By Taryn Ryder – republished from Yahoo! Entertainment
“I’m very comfortable being gay,” he explained in an interview published on Wednesday. “I find myself being guarded for not wanting to talk about something that I personally don’t have a problem with. That feels so strange.”
The 36-year-old musician makes up the country duo Brothers Osborne with his guitarist brother, John. They have been nominated for seven Grammys, have won four CMA Awards and are known for hit songs like “Stay a Little Longer” and “It Ain’t My Fault.”
“I want to get to the height of my career being completely who I am,” T.J. shared. “I mean, I am who I am, but I’ve kept a part of me muted, and it’s been stifling.”
T.J. is now the only openly gay artist signed to a major country label, Time notes, and he’s aware of the professional risk he’s taking given the genre’s typically conservative fan base. T.J. said he doesn’t think he’ll “get run off the stage in Chicago” after coming out. “But in a rural town playing a county fair? I’m curious how this will go.”
“People will ask, ‘Why does this even need to be talked about?’ and personally, I agree with that,” T.J. added. “But for me to show up at an awards show with a man would be jaw-dropping to people. It wouldn’t be like, ‘Oh, cool!’”
T.J. firmly has the support of his brother, whom he came out to in his mid-20s. John told Time, “He was very open and candid about it, and I was emotional, because my brother was finally able to be completely honest with me about who he was. How often, in life, do we hold back parts of ourselves and wish that we didn’t?”
John emphatically supports T.J.’s decision to come out publicly, too. “If I had to have all my money and success erased for my brother to be truly fulfilled in life,” he shared, “I wouldn’t even think about it. Not for a second.”
T.J. noted how “it was so lonely and isolating” staying publicly closeted. “It made me resent people,” he admitted.
The musician acknowledged country music isn’t the most popular genre among the LGBTQ community, but said maybe it’s “because they’ve never had the opportunity to relate to it?”
“Maybe I’m not giving my fans enough credit,” T.J. shared. “Maybe I’m not giving the genre enough credit.”
T.J.’s reason for coming out now has nothing to do with wanting to be loved or hated, he explained, adding, “I just want to move on.”
By that, T.J. meant he is ready “to put the coming out behind me. Because ultimately it’s a very small detail about me.”

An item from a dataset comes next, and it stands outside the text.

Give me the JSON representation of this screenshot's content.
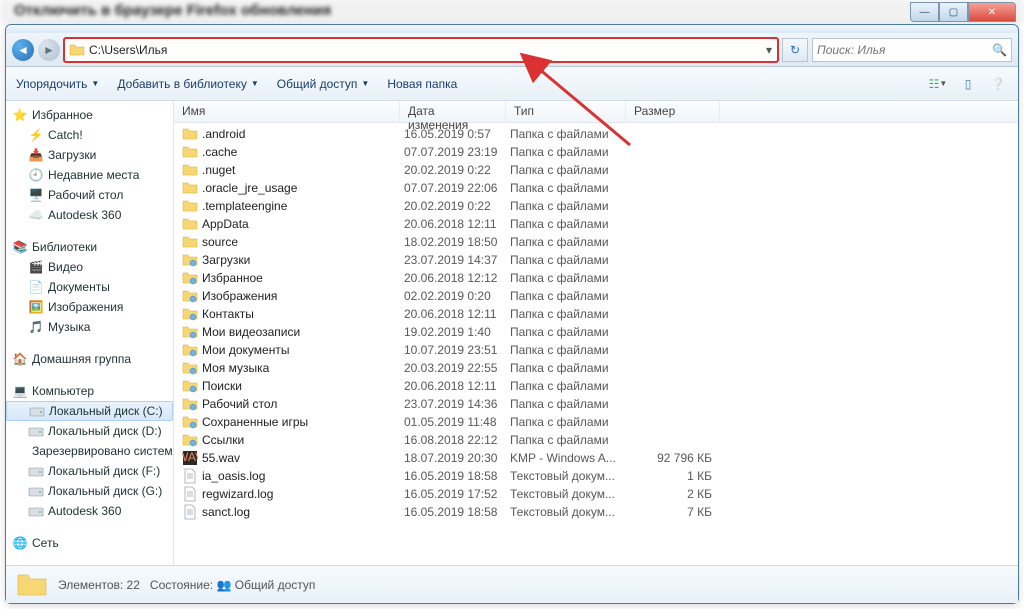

“There are times when I think I’ve marginalized this part of me so that I feel better about it,” he said. “And I realize that it is a big part of who I am: The way I think, the way I act, the way I perform. God, think of all the times that we talk about love, and write about love. It’s the biggest thing we ever get to feel. And I’ve kept the veil on.”
T.J. continued, “You know that thing — stand for something or you’ll fall for anything? That sounds like something someone in country music would say. But if you stand for something and it’s not what they stand for, then they hate it.”
“I’ve done more than I ever thought I would,” T.J. declared. “At this point, my happiness is more valuable than anything else I’d ever be able to achieve.”
T.J., who shared the story on social media, has already received an outpouring of support, with Miranda Lambert, Dan+Shay, Maren Morris, Reese Witherspoon and more stars leaving positive comments.
GLAAD’s Head of Talent, Anthony Ramos, issued the following statement to Yahoo Entertainment.
“T.J. Osborne’s decision to publicly come out and share his story is a major step forward to increase LGBTQ acceptance and inclusion in the country music world. He is now the only openly gay artist signed to a major country music label, and I hope that the business continues to realize that there is a space for LGBTQ artists, and that they can be commercially successful,” Ramos stated. “Brothers Osborne are one of today’s most successful country music acts and T.J.’s decision to share his true and authentic self with their many fans has the power to change hearts and minds when it comes to acceptance for the LGBTQ community.”
John posted a video for his brother after the interview was published.
“He’s taken one of the most important steps of his entire life and he’s doing it in front of the entire world. He’s always had my support no matter what,” John declared. “It’s an honor to call him my brother… It’s an honor to have a member of my family be a part of the LGBTQIA community. Proud of you, TJ. Love you, man.”